PORTLAND, OR … BottleDrop Give has reached a major milestone in helping non-profits raise money. The number of non-profit organizations using the Oregon’s system of returning empty bottles and cans has reached 1,000.
In 2018, more than $500,000 has been raised by these organizations from SOLVE to soccer teams to the Oregon Food Bank.
“BottleDrop Give has grown into an important community resource for nonprofits as well as other community members” said Kyle Hummel at the Oregon Food Bank. “It provides a new source of income for organizations that exist to help others. So it’s been a wonderful development.”
BottleDrop’s fundraising program is also a big hit with Oregon schools. Barlow High School has not only used BottleDrop Give to turn in cans and bottles but has also created student scholarships from the proceeds. Last year, two grants helped graduates go to on to college educations. The Barlow story can be seen here.

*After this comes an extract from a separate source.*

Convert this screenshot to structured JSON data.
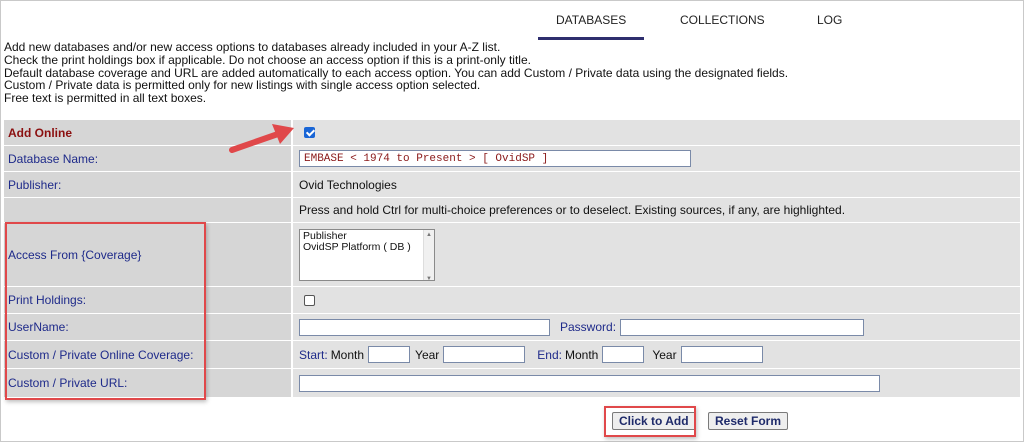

Individuals are also getting into the act. Residents in a Portland apartment building teamed up in a group they call, Indivisible 97201. They are collecting containers with BottleDrop’s green bags and then donate the funds online directly to the Oregon Food Bank. This one group of people raised $2,000 for the Oregon Food bank and has no plans to stop there. Here’s a video of that story.
BottleDrop Give is a fundraising tool designed for schools, churches, and any 501 (c)(3) organization. The program is designed to be a long-term, convenient method of fundraising. BottleDrop blue bags are distributed to supporters to be filled with returnable containers at home, then returned to any BottleDrop Redemption Center or BottleDrop Express at their convenience. The value of each bag is then credited directly to the fundraising account. To learn more or apply for a fundraising account, visit BottleDrop Give.
OBRC is a not-for-profit that acts on behalf of beverage distributors to administer Oregon’s bottle bill; collecting and processing nearly all containers sold and redeemed in Oregon. OBRC counts, sorts, crushes, bales, and recycles 1.5 billion containers each year. The entire process is operated at no cost to taxpayers.